Workers at the VW plant in Chattanooga have voted against joining the United Auto Works Union 712-626 following three days of intense campaigning by those for and against the action, although they did say they would remain open to a “German-style woks council.”
"You had a lot of third-party organizations really campaigning hard against the union," stated Joseph Farelli, a lawyer with the New York firm of Pitta & Giblin LLP who represents labor unions. “Despite a tough push, the UAW underestimated strong cultural, anti-union sentiment in Tennessee and the hard campaigning that was going to be done by these outside entities, which included Governor Bill Haslam and Senator Bob Corker, both Republicans.”
In fact, Corker stated that a vote against the UAW would “guarantee that Volkswagen would assemble a new seven-passenger crossover vehicle in Chattanooga,” although he was contradicted by Frank Fischer, chairman and chief executive officer of Volkswagen Chattanooga, who told the workers that the vote would have no influence on where the new SUVs would be built. He also said that executives at Volkswagen had no objections to the Union’s attempt to organize workers at the plant which began production at the site of a former army ammunitions factory in 2011.
A number of those opposed to joining the union also cited that they were “suspicious” over the fact that all the auto plants that closed in the north were all aligned with the UAW, and that any possible deal between VW and the UAW could have resulted in “cost containment agreements” that would have cut their salaries.
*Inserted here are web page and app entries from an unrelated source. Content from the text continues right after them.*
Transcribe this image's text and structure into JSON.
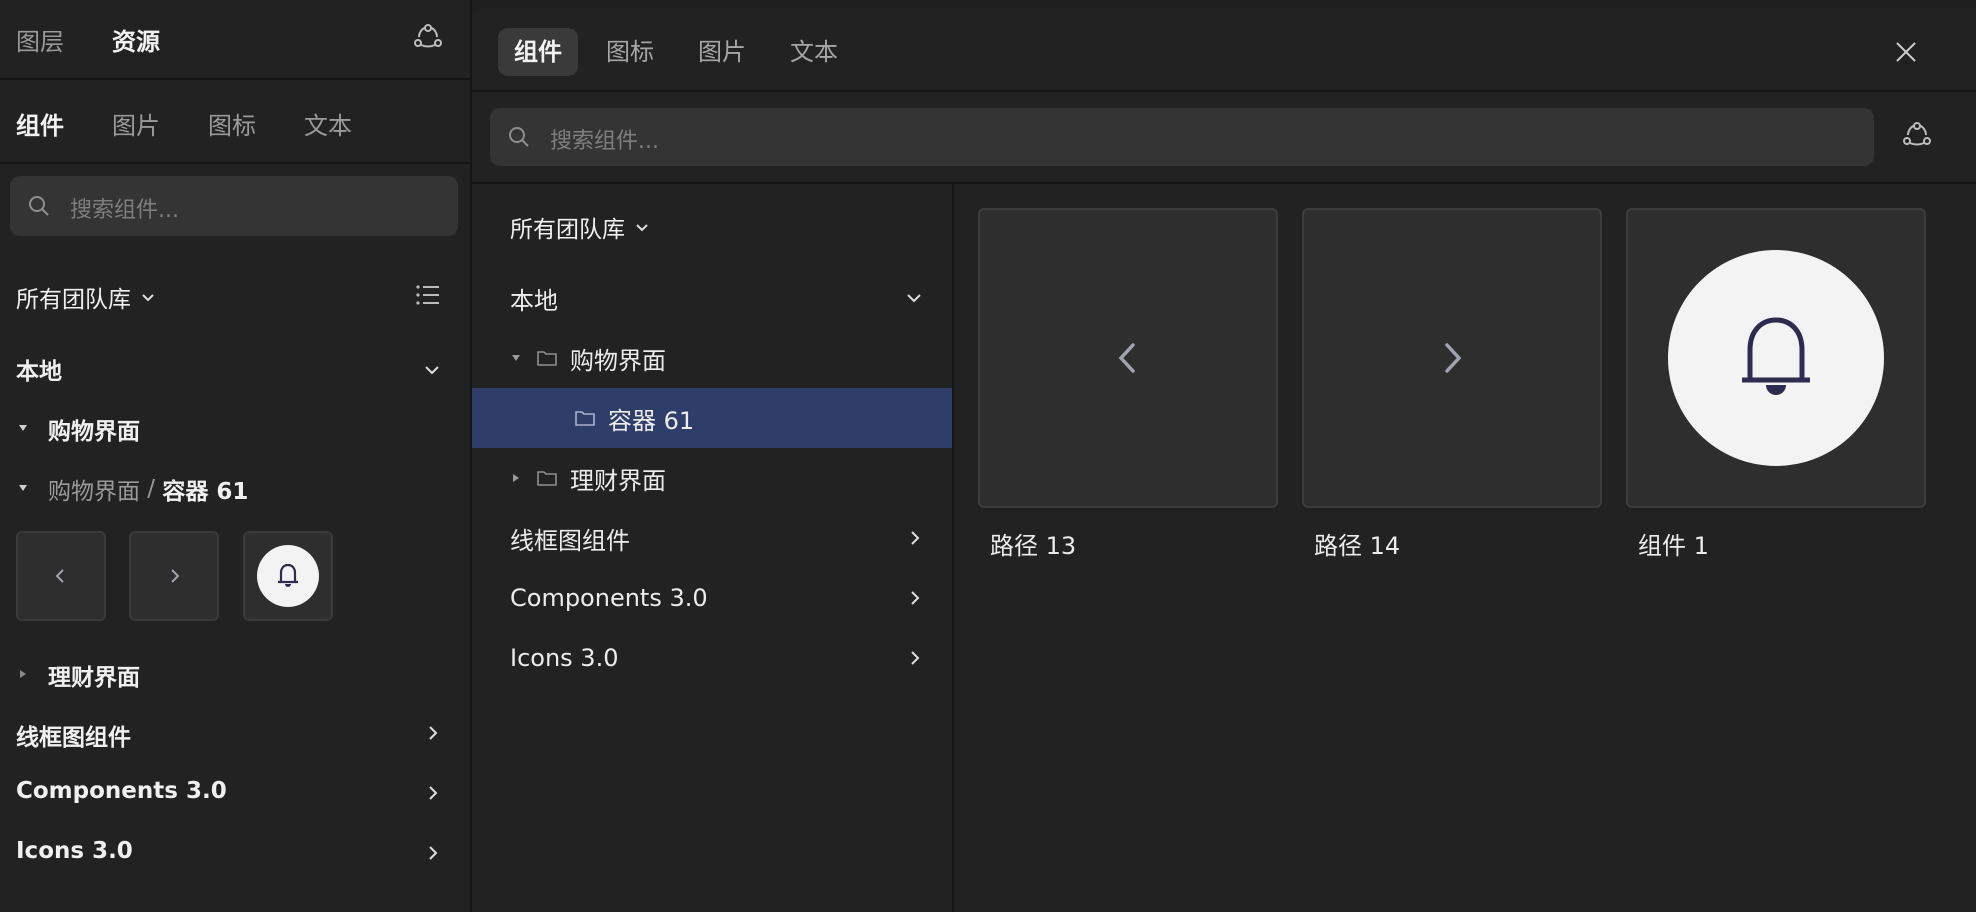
{
  "left": {
    "top_tabs": [
      "图层",
      "资源"
    ],
    "sub_tabs": [
      "组件",
      "图片",
      "图标",
      "文本"
    ],
    "search_placeholder": "搜索组件...",
    "library_selector": "所有团队库",
    "local_label": "本地",
    "folder_shopping": "购物界面",
    "breadcrumb_parent": "购物界面",
    "breadcrumb_sep": " / ",
    "breadcrumb_current": "容器 61",
    "folder_finance": "理财界面",
    "sections": [
      "线框图组件",
      "Components 3.0",
      "Icons 3.0"
    ]
  },
  "right": {
    "tabs": [
      "组件",
      "图标",
      "图片",
      "文本"
    ],
    "search_placeholder": "搜索组件...",
    "library_selector": "所有团队库",
    "tree": {
      "local": "本地",
      "shopping": "购物界面",
      "container": "容器 61",
      "finance": "理财界面"
    },
    "sections": [
      "线框图组件",
      "Components 3.0",
      "Icons 3.0"
    ],
    "components": [
      {
        "name": "路径 13",
        "icon": "chevron-left-icon"
      },
      {
        "name": "路径 14",
        "icon": "chevron-right-icon"
      },
      {
        "name": "组件 1",
        "icon": "bell-icon"
      }
    ]
  },
  "colors": {
    "selected_row": "#2f3d69",
    "bell_color": "#2d2b4f"
  }
}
While the Union looks to recoup from their loss as it looks to sign up workers at a Daimler AG factory in Vance, Al as well as other foreign automakers who have come to the southern US, the Bureau of Labor Statics reported that . The total of U.S. workers who are union members fell to 11.3% in 2013, and now stands at less than 400,000 nationwide (75% less than in 1979).